MATERIAL FOR THIS TASK:
---*---
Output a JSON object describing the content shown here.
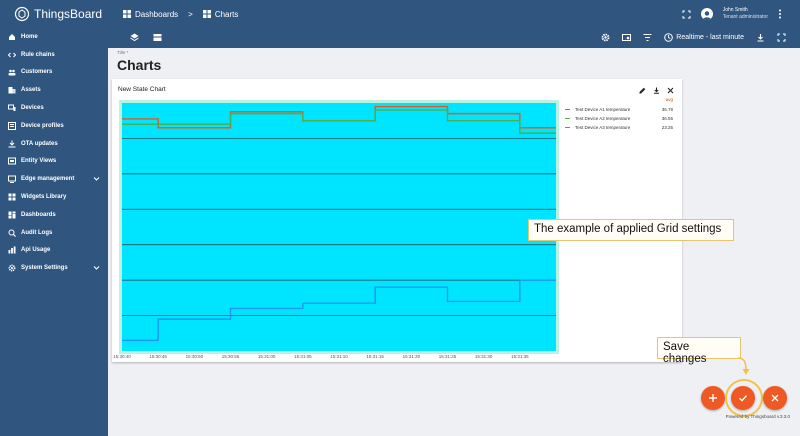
{
  "app": {
    "brand": "ThingsBoard"
  },
  "sidebar": {
    "items": [
      {
        "label": "Home",
        "icon": "home-icon"
      },
      {
        "label": "Rule chains",
        "icon": "code-icon"
      },
      {
        "label": "Customers",
        "icon": "people-icon"
      },
      {
        "label": "Assets",
        "icon": "domain-icon"
      },
      {
        "label": "Devices",
        "icon": "devices-icon"
      },
      {
        "label": "Device profiles",
        "icon": "profile-icon"
      },
      {
        "label": "OTA updates",
        "icon": "update-icon"
      },
      {
        "label": "Entity Views",
        "icon": "view-icon"
      },
      {
        "label": "Edge management",
        "icon": "edge-icon",
        "expandable": true
      },
      {
        "label": "Widgets Library",
        "icon": "widgets-icon"
      },
      {
        "label": "Dashboards",
        "icon": "dashboard-icon"
      },
      {
        "label": "Audit Logs",
        "icon": "audit-icon"
      },
      {
        "label": "Api Usage",
        "icon": "api-icon"
      },
      {
        "label": "System Settings",
        "icon": "settings-icon",
        "expandable": true
      }
    ]
  },
  "header": {
    "breadcrumb": [
      "Dashboards",
      ">",
      "Charts"
    ],
    "user_name": "John Smith",
    "user_role": "Tenant administrator"
  },
  "toolbar": {
    "timewindow_label": "Realtime - last minute"
  },
  "page": {
    "title_label": "Title *",
    "title": "Charts"
  },
  "widget": {
    "title": "New State Chart",
    "legend_header": "avg",
    "legend": [
      {
        "name": "Test Device A1 temperature",
        "value": "36.78",
        "color": "#e25a1c"
      },
      {
        "name": "Test Device A2 temperature",
        "value": "36.55",
        "color": "#4caf50"
      },
      {
        "name": "Test Device A3 temperature",
        "value": "23.25",
        "color": "#2196f3"
      }
    ]
  },
  "chart_data": {
    "type": "line",
    "step": true,
    "background_color": "#00e5ff",
    "grid_color": "#2a3b4d",
    "x_ticks": [
      "15:30:40",
      "15:30:45",
      "15:30:50",
      "15:30:55",
      "15:31:00",
      "15:31:05",
      "15:31:10",
      "15:31:15",
      "15:31:20",
      "15:31:25",
      "15:31:30",
      "15:31:35"
    ],
    "ylim": [
      0,
      7
    ],
    "series": [
      {
        "name": "Test Device A1 temperature",
        "color": "#e25a1c",
        "x": [
          0,
          5,
          15,
          25,
          35,
          45,
          55,
          60
        ],
        "y": [
          6.55,
          6.3,
          6.75,
          6.5,
          6.9,
          6.7,
          6.3,
          6.3
        ]
      },
      {
        "name": "Test Device A2 temperature",
        "color": "#4caf50",
        "x": [
          0,
          5,
          15,
          25,
          35,
          45,
          55,
          60
        ],
        "y": [
          6.4,
          6.4,
          6.7,
          6.5,
          6.8,
          6.5,
          6.15,
          6.15
        ]
      },
      {
        "name": "Test Device A3 temperature",
        "color": "#2196f3",
        "x": [
          0,
          5,
          15,
          25,
          35,
          45,
          55,
          60
        ],
        "y": [
          0.3,
          0.9,
          1.2,
          1.35,
          1.8,
          1.4,
          2.0,
          2.0
        ]
      }
    ]
  },
  "annotations": {
    "grid_note": "The example of applied Grid settings",
    "save_note": "Save changes",
    "highlight_color": "#f2c24e"
  },
  "footer": {
    "powered": "Powered by Thingsboard v.3.3.0"
  }
}
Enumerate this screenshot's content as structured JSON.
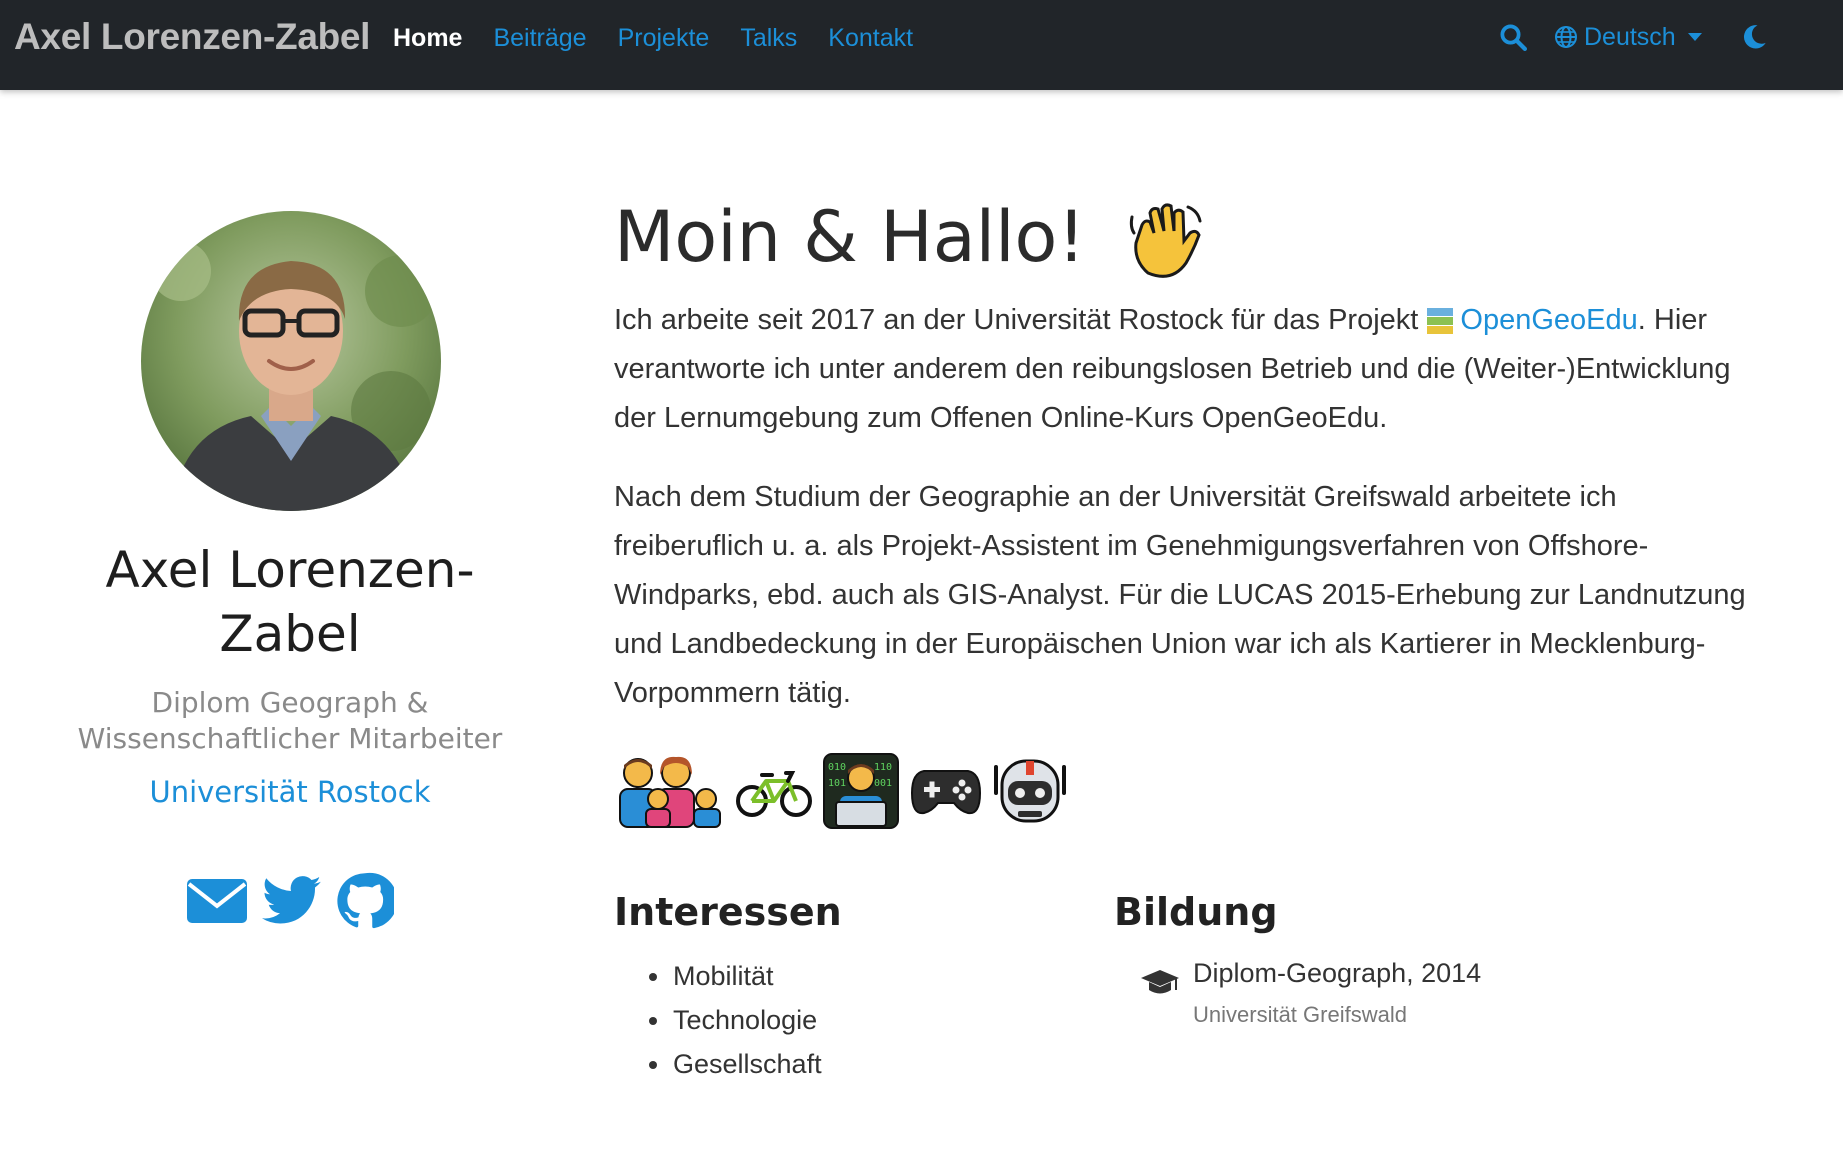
{
  "navbar": {
    "brand": "Axel Lorenzen-Zabel",
    "links": [
      {
        "label": "Home",
        "active": true
      },
      {
        "label": "Beiträge",
        "active": false
      },
      {
        "label": "Projekte",
        "active": false
      },
      {
        "label": "Talks",
        "active": false
      },
      {
        "label": "Kontakt",
        "active": false
      }
    ],
    "language": "Deutsch",
    "icons": [
      "search-icon",
      "globe-icon",
      "moon-icon"
    ]
  },
  "profile": {
    "name": "Axel Lorenzen-Zabel",
    "role": "Diplom Geograph & Wissenschaftlicher Mitarbeiter",
    "organization": "Universität Rostock",
    "social_icons": [
      "envelope-icon",
      "twitter-icon",
      "github-icon"
    ]
  },
  "intro": {
    "heading": "Moin & Hallo!",
    "p1_before": "Ich arbeite seit 2017 an der Universität Rostock für das Projekt ",
    "p1_link": "OpenGeoEdu",
    "p1_after": ". Hier verantworte ich unter anderem den reibungslosen Betrieb und die (Weiter-)Entwicklung der Lernumgebung zum Offenen Online-Kurs OpenGeoEdu.",
    "p2": "Nach dem Studium der Geographie an der Universität Greifswald arbeitete ich freiberuflich u. a. als Projekt-Assistent im Genehmigungsverfahren von Offshore-Windparks, ebd. auch als GIS-Analyst. Für die LUCAS 2015-Erhebung zur Landnutzung und Landbedeckung in der Europäischen Union war ich als Kartierer in Mecklenburg-Vorpommern tätig.",
    "emoji_icons": [
      "family-icon",
      "bicycle-icon",
      "technologist-icon",
      "gamepad-icon",
      "robot-icon"
    ]
  },
  "interests": {
    "title": "Interessen",
    "items": [
      "Mobilität",
      "Technologie",
      "Gesellschaft"
    ]
  },
  "education": {
    "title": "Bildung",
    "items": [
      {
        "degree": "Diplom-Geograph, 2014",
        "institution": "Universität Greifswald"
      }
    ]
  },
  "colors": {
    "navbar_bg": "#212529",
    "link": "#1c8fd8",
    "text": "#333333"
  }
}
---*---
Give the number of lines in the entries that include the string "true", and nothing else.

4